Cherry's cheeks were blushing as red as red cherries. Her new GP, Doctor Stud, was the stud of her wildest dreams and her naughtiest fantasies. His jet black hair curled in curls around his tanned brown face. His eyes pierced hers like syringe needles.
"Cherry Loveless? Lovely to meet you," he rasped in a husky voice.
Cherry felt her cheeks get even redder, as red as strawberries now. She was confused by her one thought. This stud is my doctor: my Doctor Stud.
"Cherry, can I ask you something?" Doctor Stud growled in a hoarse voice.
Cherry nodded, and her raven black hair fell around her cherry red cheeks like ravens falling around cherries.

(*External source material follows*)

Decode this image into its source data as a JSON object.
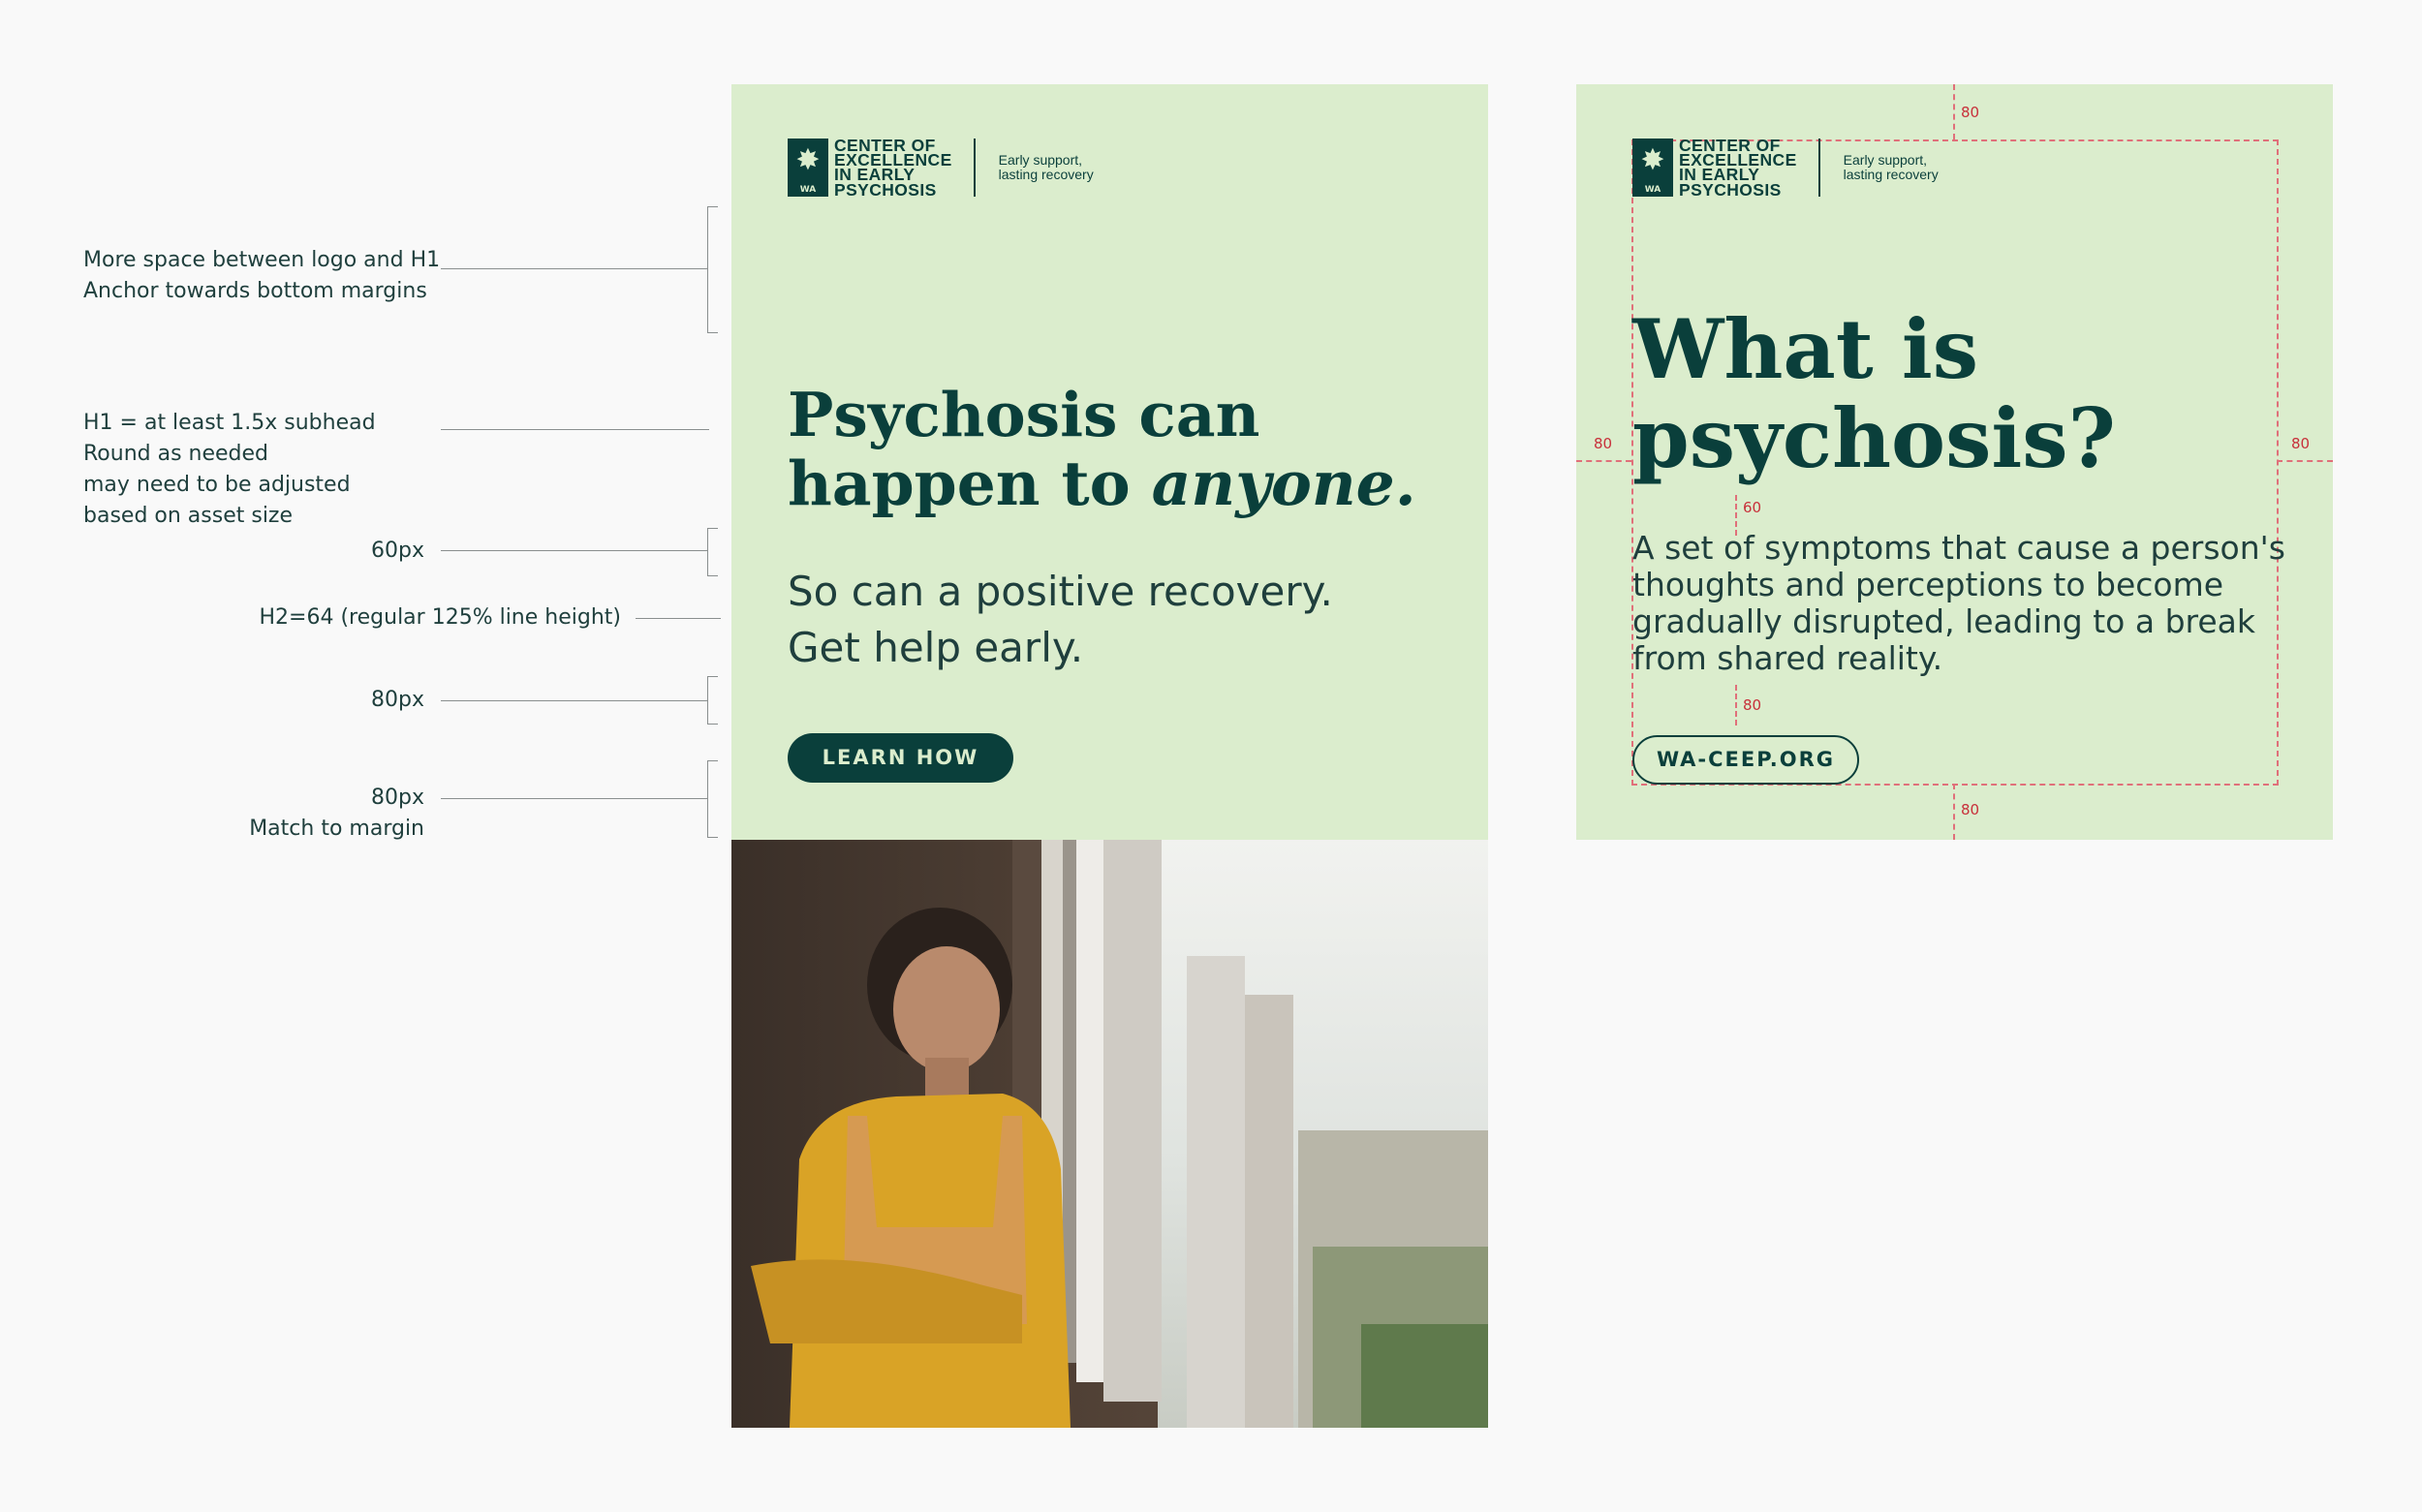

At one of my writers’ group meetings, we decided to spend fifteen minutes trying to produce a piece of really bad writing. It became almost impossible to read out the resulting pieces in the pub later because we were all laughing so hard. But intentionally bad writing is funny in a different way from accidentally bad writing. While I can’t speak for my fellow writers, I have certainly produced bad writing before whilst aiming for something good. Intentionally bad writing can, paradoxically, be done very well or be unsuccessful in its own way.
Many of our pieces were spoofs of genres, and a spoof can fail if it doesn’t tap into the right characteristics. We were in a privileged position as listeners because we knew the intention of every writer in that moment was to write badly (well). But if a piece is not bad enough, it can be excruciating, as the reader wonders whether it is parody or just poor execution with serious intent.
Some of us tried to write badly by reversing some of the supposed rules of good writing. Avoid adverbs, for example. Don’t repeat yourself, and avoid cliché. I thought about these rules of thumb while I wrote about Cherry Loveless, as well as choosing inappropriate and unimaginative similes.
It was surprisingly challenging to do this, and that is not a veiled claim that my creative writing is otherwise flawless. However, I think writing deliberately badly without recourse to parody would be even more difficult. Not that there is any point in trying; there is enough bad writing in the world already.
There are as many ways for a piece of writing to be bad as there are for it to be good. Whether a reader finds a particular book to be good or bad overall depends on their tastes, or areas of sensitivity. I am a style snob, and if I find the mode of expression dreary, or clichéd, or poor in one of a whole host of ways, I can’t get past this to enjoy a story, however good it may be. I almost envy people who are oblivious to style, and can engage with a page-turning plot as if watching a film.
Plenty more people are turned off by the opposite balance in a book that is all style, no car-chase. Despite my facetiouness, I do of course admit that bad writing can be stylistically exemplary, but turn readers off with its content.
The third – and probably worst – kind of bad writing must be that in which the style and the content symbiotically work together to make the reader feel revulsion towards both. The best example of this I can think of is the excerpt from Tony Blair’s memoir that was nominated for the Bad Sex Award in the Literary Review. I will leave you with it, lest I break the spell:
"That night she cradled me in her arms and soothed me; told me what I needed to be told; strengthened me. On that night of 12 May 1994, I needed that love Cherie gave me, selfishly. I devoured it to give me strength. I was an animal following my instinct."